→ **Exercise prompt**
What is needed is an exact copy of the data below, pictures excluded.

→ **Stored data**
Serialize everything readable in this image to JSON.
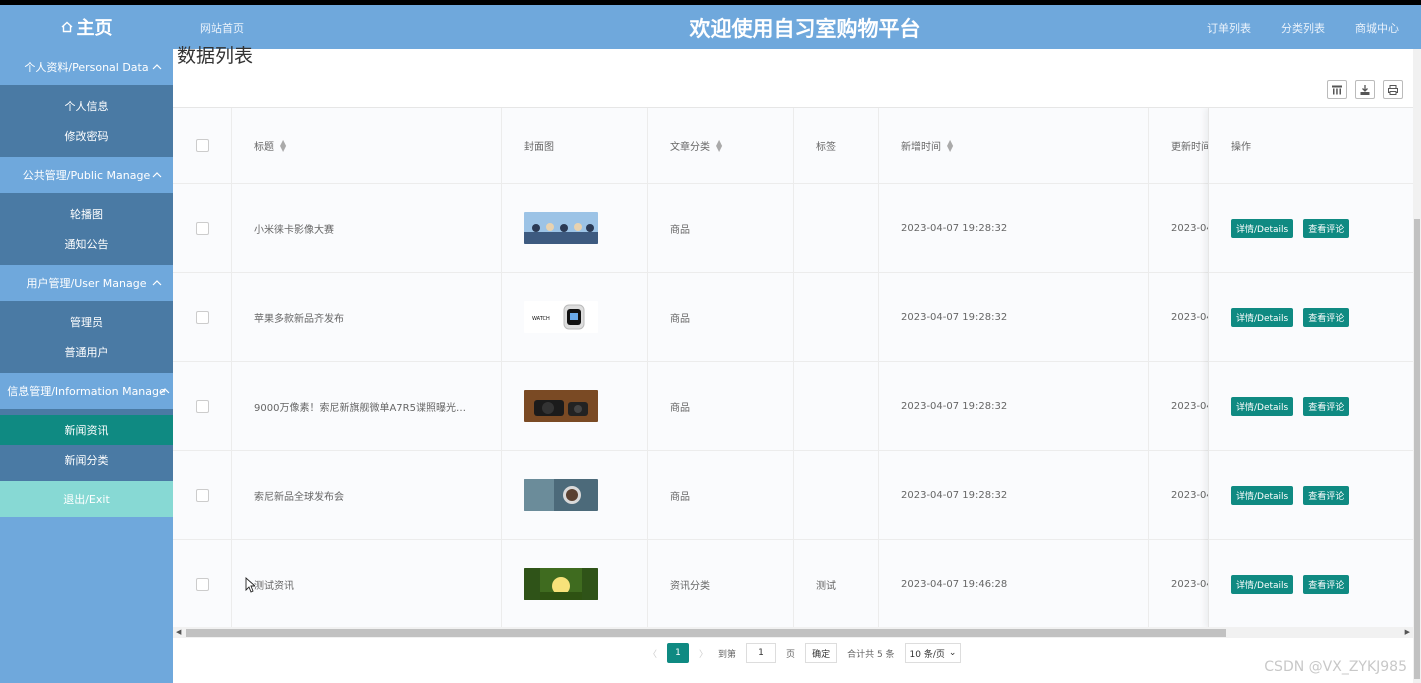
{
  "header": {
    "brand": "主页",
    "nav_home": "网站首页",
    "site_title": "欢迎使用自习室购物平台",
    "right_nav": [
      "订单列表",
      "分类列表",
      "商城中心"
    ]
  },
  "sidebar": {
    "groups": [
      {
        "title": "个人资料/Personal Data",
        "items": [
          "个人信息",
          "修改密码"
        ]
      },
      {
        "title": "公共管理/Public Manage",
        "items": [
          "轮播图",
          "通知公告"
        ]
      },
      {
        "title": "用户管理/User Manage",
        "items": [
          "管理员",
          "普通用户"
        ]
      },
      {
        "title": "信息管理/Information Manage",
        "items": [
          "新闻资讯",
          "新闻分类"
        ]
      }
    ],
    "active_item": "新闻资讯",
    "exit_label": "退出/Exit"
  },
  "main": {
    "page_title": "数据列表",
    "columns": [
      "标题",
      "封面图",
      "文章分类",
      "标签",
      "新增时间",
      "更新时间",
      "操作"
    ],
    "rows": [
      {
        "title": "小米徕卡影像大赛",
        "category": "商品",
        "tag": "",
        "created": "2023-04-07 19:28:32",
        "updated": "2023-04",
        "thumb": "people"
      },
      {
        "title": "苹果多款新品齐发布",
        "category": "商品",
        "tag": "",
        "created": "2023-04-07 19:28:32",
        "updated": "2023-04",
        "thumb": "watch"
      },
      {
        "title": "9000万像素！索尼新旗舰微单A7R5谍照曝光…",
        "category": "商品",
        "tag": "",
        "created": "2023-04-07 19:28:32",
        "updated": "2023-04",
        "thumb": "camera"
      },
      {
        "title": "索尼新品全球发布会",
        "category": "商品",
        "tag": "",
        "created": "2023-04-07 19:28:32",
        "updated": "2023-04",
        "thumb": "astronaut"
      },
      {
        "title": "测试资讯",
        "category": "资讯分类",
        "tag": "测试",
        "created": "2023-04-07 19:46:28",
        "updated": "2023-04",
        "thumb": "sunset"
      }
    ],
    "details_label": "详情/Details",
    "comments_label": "查看评论"
  },
  "pagination": {
    "current_page": "1",
    "goto_label": "到第",
    "goto_value": "1",
    "page_unit": "页",
    "confirm_label": "确定",
    "total_label": "合计共 5 条",
    "page_size": "10 条/页"
  },
  "watermark": "CSDN @VX_ZYKJ985",
  "colors": {
    "header_bg": "#6fa8dc",
    "active_item": "#0f8a82",
    "exit_bg": "#87d9d4",
    "button": "#0f8a82"
  }
}
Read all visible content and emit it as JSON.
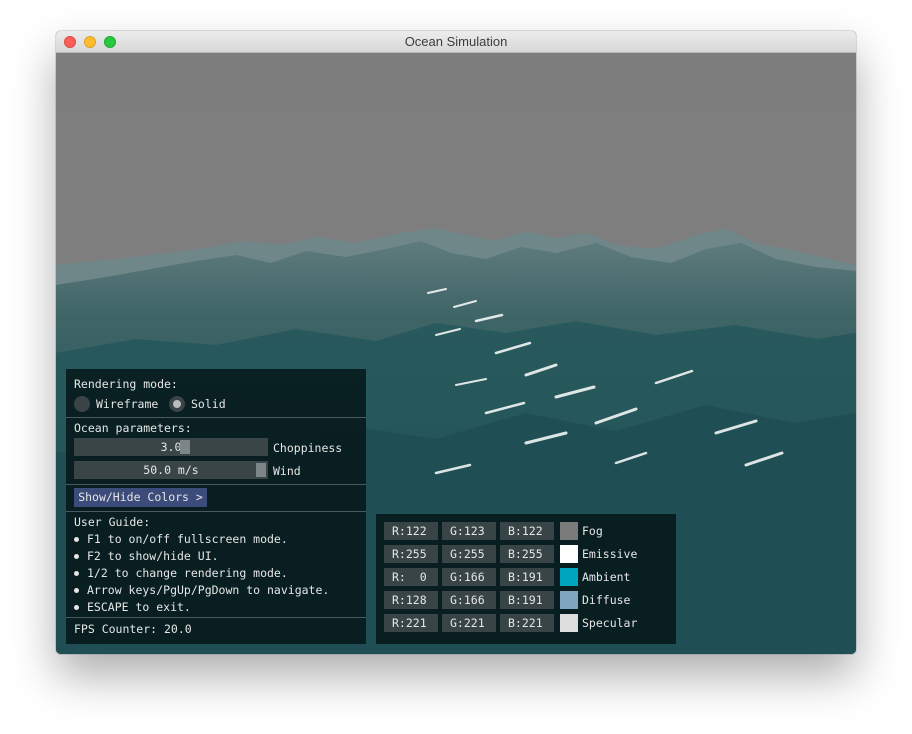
{
  "window": {
    "title": "Ocean Simulation"
  },
  "ui": {
    "rendering_mode": {
      "label": "Rendering mode:",
      "options": [
        "Wireframe",
        "Solid"
      ],
      "selected": "Solid"
    },
    "ocean_parameters": {
      "label": "Ocean parameters:",
      "choppiness": {
        "label": "Choppiness",
        "value": "3.0",
        "level": 0.58
      },
      "wind": {
        "label": "Wind",
        "value": "50.0 m/s",
        "level": 1.0
      }
    },
    "colors_button": "Show/Hide Colors >",
    "user_guide": {
      "label": "User Guide:",
      "items": [
        "F1 to on/off fullscreen mode.",
        "F2 to show/hide UI.",
        "1/2 to change rendering mode.",
        "Arrow keys/PgUp/PgDown to navigate.",
        "ESCAPE to exit."
      ]
    },
    "fps": "FPS Counter: 20.0"
  },
  "colors": [
    {
      "name": "Fog",
      "r": "R:122",
      "g": "G:123",
      "b": "B:122",
      "hex": "#7a7b7a"
    },
    {
      "name": "Emissive",
      "r": "R:255",
      "g": "G:255",
      "b": "B:255",
      "hex": "#ffffff"
    },
    {
      "name": "Ambient",
      "r": "R:  0",
      "g": "G:166",
      "b": "B:191",
      "hex": "#00a6bf"
    },
    {
      "name": "Diffuse",
      "r": "R:128",
      "g": "G:166",
      "b": "B:191",
      "hex": "#80a6bf"
    },
    {
      "name": "Specular",
      "r": "R:221",
      "g": "G:221",
      "b": "B:221",
      "hex": "#dddddd"
    }
  ]
}
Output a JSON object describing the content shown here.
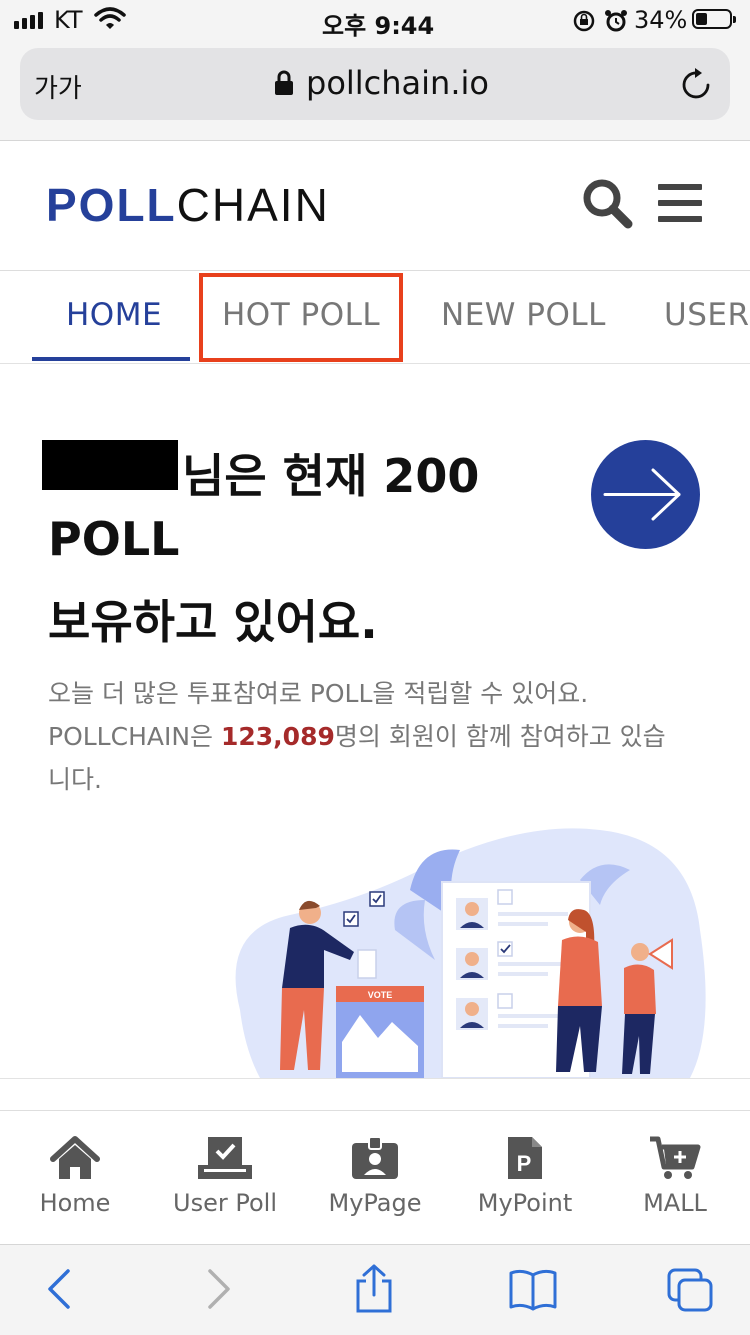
{
  "status_bar": {
    "carrier": "KT",
    "time": "오후 9:44",
    "battery_percent": "34%",
    "battery_level": 0.34
  },
  "browser": {
    "text_size_label": "가가",
    "url": "pollchain.io"
  },
  "site": {
    "logo_strong": "POLL",
    "logo_light": "CHAIN",
    "brand_color": "#25409a"
  },
  "tabs": [
    {
      "label": "HOME",
      "active": true
    },
    {
      "label": "HOT POLL",
      "active": false,
      "highlighted": true
    },
    {
      "label": "NEW POLL",
      "active": false
    },
    {
      "label": "USER",
      "active": false
    }
  ],
  "highlight_color": "#e8401c",
  "main": {
    "heading_line1": "님은 현재 200",
    "heading_line2": "POLL",
    "heading_line3": "보유하고 있어요.",
    "desc_line1": "오늘 더 많은 투표참여로 POLL을 적립할 수 있어요.",
    "desc_line2_prefix": "POLLCHAIN은 ",
    "member_count": "123,089",
    "desc_line2_suffix": "명의 회원이 함께 참여하고 있습",
    "desc_line3": "니다.",
    "vote_box_label": "VOTE"
  },
  "bottom_nav": [
    {
      "label": "Home",
      "icon": "home-icon"
    },
    {
      "label": "User Poll",
      "icon": "user-poll-icon"
    },
    {
      "label": "MyPage",
      "icon": "id-badge-icon"
    },
    {
      "label": "MyPoint",
      "icon": "point-icon"
    },
    {
      "label": "MALL",
      "icon": "cart-icon"
    }
  ]
}
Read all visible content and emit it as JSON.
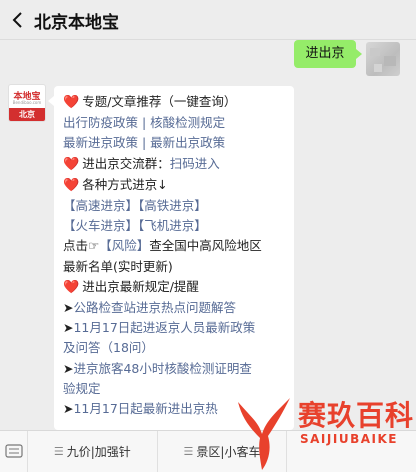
{
  "header": {
    "title": "北京本地宝"
  },
  "user_message": {
    "text": "进出京"
  },
  "account_logo": {
    "line1": "本地宝",
    "line2": "Bendibao.com",
    "line3": "北京"
  },
  "message_lines": [
    {
      "type": "heart",
      "text": "专题/文章推荐（一键查询）"
    },
    {
      "type": "link",
      "text": "出行防疫政策 | 核酸检测规定"
    },
    {
      "type": "link",
      "text": "最新进京政策 | 最新出京政策"
    },
    {
      "type": "heart",
      "text": "进出京交流群：",
      "link": "扫码进入"
    },
    {
      "type": "heart",
      "text": "各种方式进京↓"
    },
    {
      "type": "link",
      "text": "【高速进京】【高铁进京】"
    },
    {
      "type": "link",
      "text": "【火车进京】【飞机进京】"
    },
    {
      "type": "mixed",
      "pre": "点击☞",
      "link": "【风险】",
      "post": "查全国中高风险地区"
    },
    {
      "type": "plain",
      "text": "最新名单(实时更新)"
    },
    {
      "type": "heart",
      "text": "进出京最新规定/提醒"
    },
    {
      "type": "arrowlink",
      "arrow": "➤",
      "text": "公路检查站进京热点问题解答"
    },
    {
      "type": "arrowlink",
      "arrow": "➤",
      "text": "11月17日起进返京人员最新政策"
    },
    {
      "type": "link",
      "text": "及问答（18问）"
    },
    {
      "type": "arrowlink",
      "arrow": "➤",
      "text": "进京旅客48小时核酸检测证明查"
    },
    {
      "type": "link",
      "text": "验规定"
    },
    {
      "type": "arrowlink",
      "arrow": "➤",
      "text": "11月17日起最新进出京热"
    }
  ],
  "menu": {
    "items": [
      "九价|加强针",
      "景区|小客车",
      ""
    ]
  },
  "watermark": {
    "text": "赛玖百科",
    "sub": "SAIJIUBAIKE"
  },
  "colors": {
    "link": "#576b95",
    "heart": "#d0021b",
    "bubble_green": "#95ec69",
    "watermark": "#e8412c"
  }
}
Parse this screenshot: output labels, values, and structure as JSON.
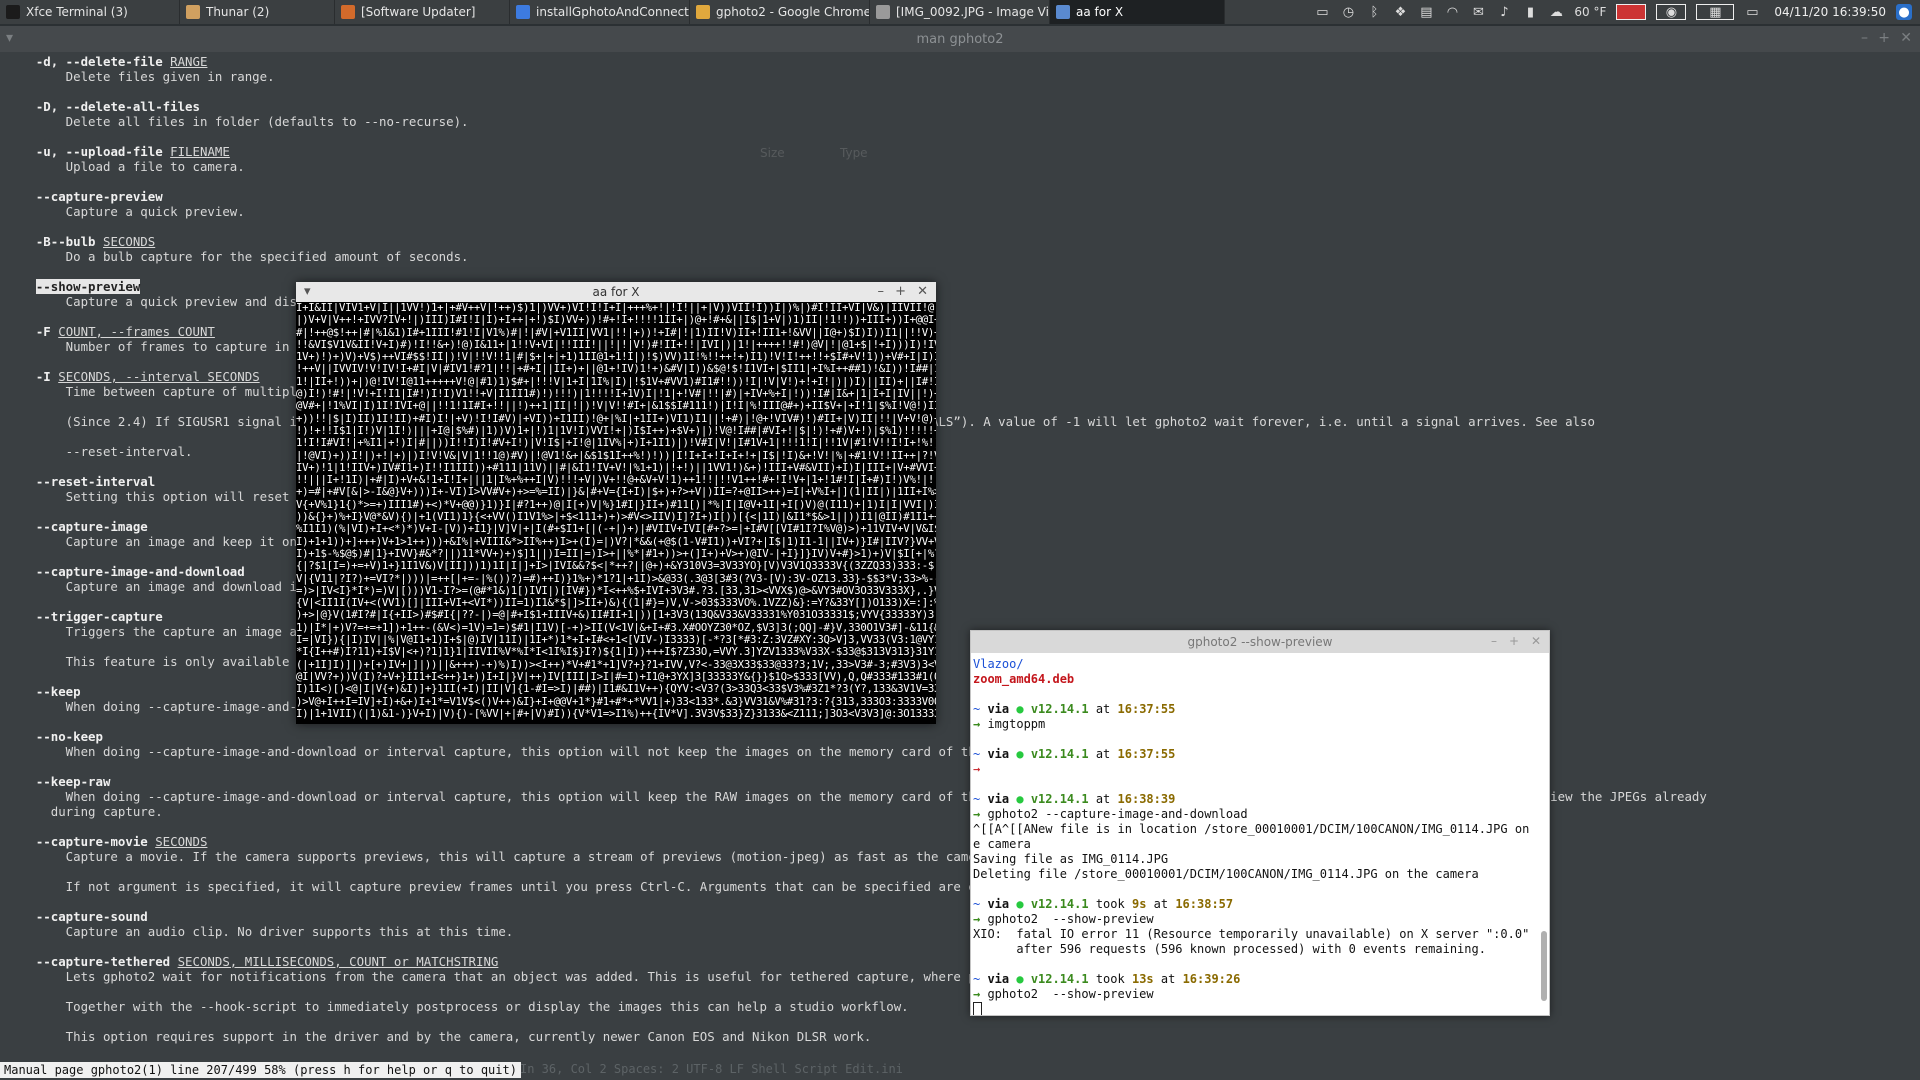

→ **Exercise answer**
Serialize everything readable in this image to JSON.
{
  "header": {
    "brand": "主页",
    "nav_home": "网站首页",
    "site_title": "欢迎使用自习室购物平台",
    "right_nav": [
      "订单列表",
      "分类列表",
      "商城中心"
    ]
  },
  "sidebar": {
    "groups": [
      {
        "title": "个人资料/Personal Data",
        "items": [
          "个人信息",
          "修改密码"
        ]
      },
      {
        "title": "公共管理/Public Manage",
        "items": [
          "轮播图",
          "通知公告"
        ]
      },
      {
        "title": "用户管理/User Manage",
        "items": [
          "管理员",
          "普通用户"
        ]
      },
      {
        "title": "信息管理/Information Manage",
        "items": [
          "新闻资讯",
          "新闻分类"
        ]
      }
    ],
    "active_item": "新闻资讯",
    "exit_label": "退出/Exit"
  },
  "main": {
    "page_title": "数据列表",
    "columns": [
      "标题",
      "封面图",
      "文章分类",
      "标签",
      "新增时间",
      "更新时间",
      "操作"
    ],
    "rows": [
      {
        "title": "小米徕卡影像大赛",
        "category": "商品",
        "tag": "",
        "created": "2023-04-07 19:28:32",
        "updated": "2023-04",
        "thumb": "people"
      },
      {
        "title": "苹果多款新品齐发布",
        "category": "商品",
        "tag": "",
        "created": "2023-04-07 19:28:32",
        "updated": "2023-04",
        "thumb": "watch"
      },
      {
        "title": "9000万像素！索尼新旗舰微单A7R5谍照曝光…",
        "category": "商品",
        "tag": "",
        "created": "2023-04-07 19:28:32",
        "updated": "2023-04",
        "thumb": "camera"
      },
      {
        "title": "索尼新品全球发布会",
        "category": "商品",
        "tag": "",
        "created": "2023-04-07 19:28:32",
        "updated": "2023-04",
        "thumb": "astronaut"
      },
      {
        "title": "测试资讯",
        "category": "资讯分类",
        "tag": "测试",
        "created": "2023-04-07 19:46:28",
        "updated": "2023-04",
        "thumb": "sunset"
      }
    ],
    "details_label": "详情/Details",
    "comments_label": "查看评论"
  },
  "pagination": {
    "current_page": "1",
    "goto_label": "到第",
    "goto_value": "1",
    "page_unit": "页",
    "confirm_label": "确定",
    "total_label": "合计共 5 条",
    "page_size": "10 条/页"
  },
  "watermark": "CSDN @VX_ZYKJ985",
  "colors": {
    "header_bg": "#6fa8dc",
    "active_item": "#0f8a82",
    "exit_bg": "#87d9d4",
    "button": "#0f8a82"
  }
}
Read all visible content and emit it as JSON.
{
  "window": {
    "title": "Ocean Simulation"
  },
  "ui": {
    "rendering_mode": {
      "label": "Rendering mode:",
      "options": [
        "Wireframe",
        "Solid"
      ],
      "selected": "Solid"
    },
    "ocean_parameters": {
      "label": "Ocean parameters:",
      "choppiness": {
        "label": "Choppiness",
        "value": "3.0",
        "level": 0.58
      },
      "wind": {
        "label": "Wind",
        "value": "50.0 m/s",
        "level": 1.0
      }
    },
    "colors_button": "Show/Hide Colors >",
    "user_guide": {
      "label": "User Guide:",
      "items": [
        "F1 to on/off fullscreen mode.",
        "F2 to show/hide UI.",
        "1/2 to change rendering mode.",
        "Arrow keys/PgUp/PgDown to navigate.",
        "ESCAPE to exit."
      ]
    },
    "fps": "FPS Counter: 20.0"
  },
  "colors": [
    {
      "name": "Fog",
      "r": "R:122",
      "g": "G:123",
      "b": "B:122",
      "hex": "#7a7b7a"
    },
    {
      "name": "Emissive",
      "r": "R:255",
      "g": "G:255",
      "b": "B:255",
      "hex": "#ffffff"
    },
    {
      "name": "Ambient",
      "r": "R:  0",
      "g": "G:166",
      "b": "B:191",
      "hex": "#00a6bf"
    },
    {
      "name": "Diffuse",
      "r": "R:128",
      "g": "G:166",
      "b": "B:191",
      "hex": "#80a6bf"
    },
    {
      "name": "Specular",
      "r": "R:221",
      "g": "G:221",
      "b": "B:221",
      "hex": "#dddddd"
    }
  ]
}
Output a JSON object describing the content shown here.
{
  "status_bar": {
    "carrier": "KT",
    "time": "오후 9:44",
    "battery_percent": "34%",
    "battery_level": 0.34
  },
  "browser": {
    "text_size_label": "가가",
    "url": "pollchain.io"
  },
  "site": {
    "logo_strong": "POLL",
    "logo_light": "CHAIN",
    "brand_color": "#25409a"
  },
  "tabs": [
    {
      "label": "HOME",
      "active": true
    },
    {
      "label": "HOT POLL",
      "active": false,
      "highlighted": true
    },
    {
      "label": "NEW POLL",
      "active": false
    },
    {
      "label": "USER",
      "active": false
    }
  ],
  "highlight_color": "#e8401c",
  "main": {
    "heading_line1": "님은 현재 200",
    "heading_line2": "POLL",
    "heading_line3": "보유하고 있어요.",
    "desc_line1": "오늘 더 많은 투표참여로 POLL을 적립할 수 있어요.",
    "desc_line2_prefix": "POLLCHAIN은 ",
    "member_count": "123,089",
    "desc_line2_suffix": "명의 회원이 함께 참여하고 있습",
    "desc_line3": "니다.",
    "vote_box_label": "VOTE"
  },
  "bottom_nav": [
    {
      "label": "Home",
      "icon": "home-icon"
    },
    {
      "label": "User Poll",
      "icon": "user-poll-icon"
    },
    {
      "label": "MyPage",
      "icon": "id-badge-icon"
    },
    {
      "label": "MyPoint",
      "icon": "point-icon"
    },
    {
      "label": "MALL",
      "icon": "cart-icon"
    }
  ]
}
Read all visible content and emit it as JSON.
{
  "header": {
    "title": "北京本地宝"
  },
  "user_message": {
    "text": "进出京"
  },
  "account_logo": {
    "line1": "本地宝",
    "line2": "Bendibao.com",
    "line3": "北京"
  },
  "message_lines": [
    {
      "type": "heart",
      "text": "专题/文章推荐（一键查询）"
    },
    {
      "type": "link",
      "text": "出行防疫政策 | 核酸检测规定"
    },
    {
      "type": "link",
      "text": "最新进京政策 | 最新出京政策"
    },
    {
      "type": "heart",
      "text": "进出京交流群：",
      "link": "扫码进入"
    },
    {
      "type": "heart",
      "text": "各种方式进京↓"
    },
    {
      "type": "link",
      "text": "【高速进京】【高铁进京】"
    },
    {
      "type": "link",
      "text": "【火车进京】【飞机进京】"
    },
    {
      "type": "mixed",
      "pre": "点击☞",
      "link": "【风险】",
      "post": "查全国中高风险地区"
    },
    {
      "type": "plain",
      "text": "最新名单(实时更新)"
    },
    {
      "type": "heart",
      "text": "进出京最新规定/提醒"
    },
    {
      "type": "arrowlink",
      "arrow": "➤",
      "text": "公路检查站进京热点问题解答"
    },
    {
      "type": "arrowlink",
      "arrow": "➤",
      "text": "11月17日起进返京人员最新政策"
    },
    {
      "type": "link",
      "text": "及问答（18问）"
    },
    {
      "type": "arrowlink",
      "arrow": "➤",
      "text": "进京旅客48小时核酸检测证明查"
    },
    {
      "type": "link",
      "text": "验规定"
    },
    {
      "type": "arrowlink",
      "arrow": "➤",
      "text": "11月17日起最新进出京热"
    }
  ],
  "menu": {
    "items": [
      "九价|加强针",
      "景区|小客车",
      ""
    ]
  },
  "watermark": {
    "text": "赛玖百科",
    "sub": "SAIJIUBAIKE"
  },
  "colors": {
    "link": "#576b95",
    "heart": "#d0021b",
    "bubble_green": "#95ec69",
    "watermark": "#e8412c"
  }
}
Parse this screenshot: output labels, values, and structure as JSON.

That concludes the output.